### TASK TO COMPLETE
For the word "data", count the lines below that contain it. Give the number alone.

### EXTRACTED MATERIAL
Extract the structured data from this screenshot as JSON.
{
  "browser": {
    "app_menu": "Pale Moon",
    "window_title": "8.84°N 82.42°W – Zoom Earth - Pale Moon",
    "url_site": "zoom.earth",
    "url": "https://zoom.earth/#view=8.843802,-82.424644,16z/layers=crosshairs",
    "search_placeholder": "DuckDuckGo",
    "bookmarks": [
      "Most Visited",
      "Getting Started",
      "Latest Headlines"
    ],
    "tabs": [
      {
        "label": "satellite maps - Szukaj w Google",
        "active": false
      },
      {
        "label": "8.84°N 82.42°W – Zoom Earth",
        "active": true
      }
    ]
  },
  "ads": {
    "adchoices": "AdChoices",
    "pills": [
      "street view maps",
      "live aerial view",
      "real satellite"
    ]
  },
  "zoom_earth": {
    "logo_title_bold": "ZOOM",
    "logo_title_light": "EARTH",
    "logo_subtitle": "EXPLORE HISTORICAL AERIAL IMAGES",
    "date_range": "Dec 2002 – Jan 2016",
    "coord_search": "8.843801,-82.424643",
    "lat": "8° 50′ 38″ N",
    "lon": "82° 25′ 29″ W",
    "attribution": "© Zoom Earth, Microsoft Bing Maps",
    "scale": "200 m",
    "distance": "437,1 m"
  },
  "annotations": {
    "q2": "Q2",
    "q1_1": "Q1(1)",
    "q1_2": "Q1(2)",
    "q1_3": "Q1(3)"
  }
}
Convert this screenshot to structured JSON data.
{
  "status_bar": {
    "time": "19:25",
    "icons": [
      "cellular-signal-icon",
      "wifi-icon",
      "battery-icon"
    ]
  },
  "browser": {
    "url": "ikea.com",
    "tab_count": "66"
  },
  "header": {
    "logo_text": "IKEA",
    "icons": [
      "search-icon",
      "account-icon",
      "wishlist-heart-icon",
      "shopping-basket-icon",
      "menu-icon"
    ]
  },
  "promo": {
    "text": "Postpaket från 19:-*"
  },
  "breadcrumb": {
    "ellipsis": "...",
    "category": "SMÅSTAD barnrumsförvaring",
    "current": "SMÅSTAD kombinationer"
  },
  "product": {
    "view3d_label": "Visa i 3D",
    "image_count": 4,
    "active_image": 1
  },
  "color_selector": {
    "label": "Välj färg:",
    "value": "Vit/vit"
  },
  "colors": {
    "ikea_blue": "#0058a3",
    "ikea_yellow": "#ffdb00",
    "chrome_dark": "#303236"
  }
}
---
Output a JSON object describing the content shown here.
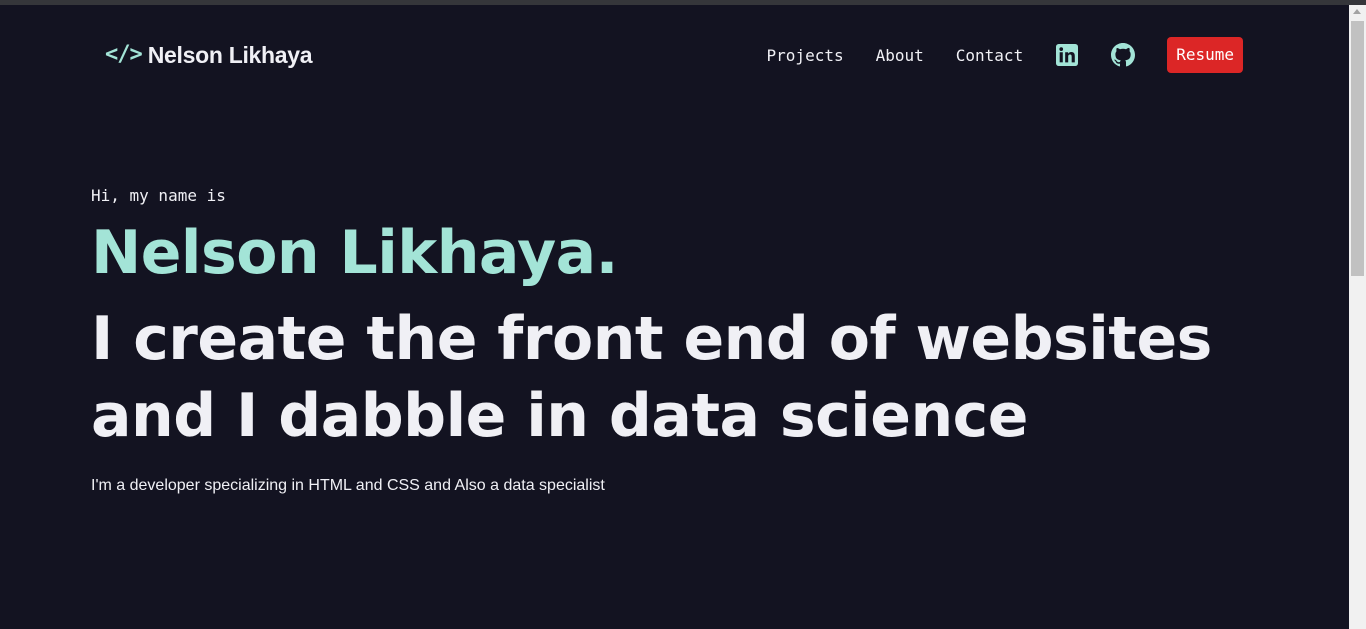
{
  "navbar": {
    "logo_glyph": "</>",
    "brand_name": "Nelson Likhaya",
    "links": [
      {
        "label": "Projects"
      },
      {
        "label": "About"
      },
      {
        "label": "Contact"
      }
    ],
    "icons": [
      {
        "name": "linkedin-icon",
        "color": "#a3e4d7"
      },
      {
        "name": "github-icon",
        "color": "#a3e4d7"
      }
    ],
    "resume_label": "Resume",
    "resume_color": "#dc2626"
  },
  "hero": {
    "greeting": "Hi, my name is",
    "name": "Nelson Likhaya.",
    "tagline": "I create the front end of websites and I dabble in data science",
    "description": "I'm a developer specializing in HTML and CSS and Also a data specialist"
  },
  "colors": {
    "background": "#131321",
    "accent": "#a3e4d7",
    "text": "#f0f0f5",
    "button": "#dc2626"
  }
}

### REPLY TO THE EXERCISE
4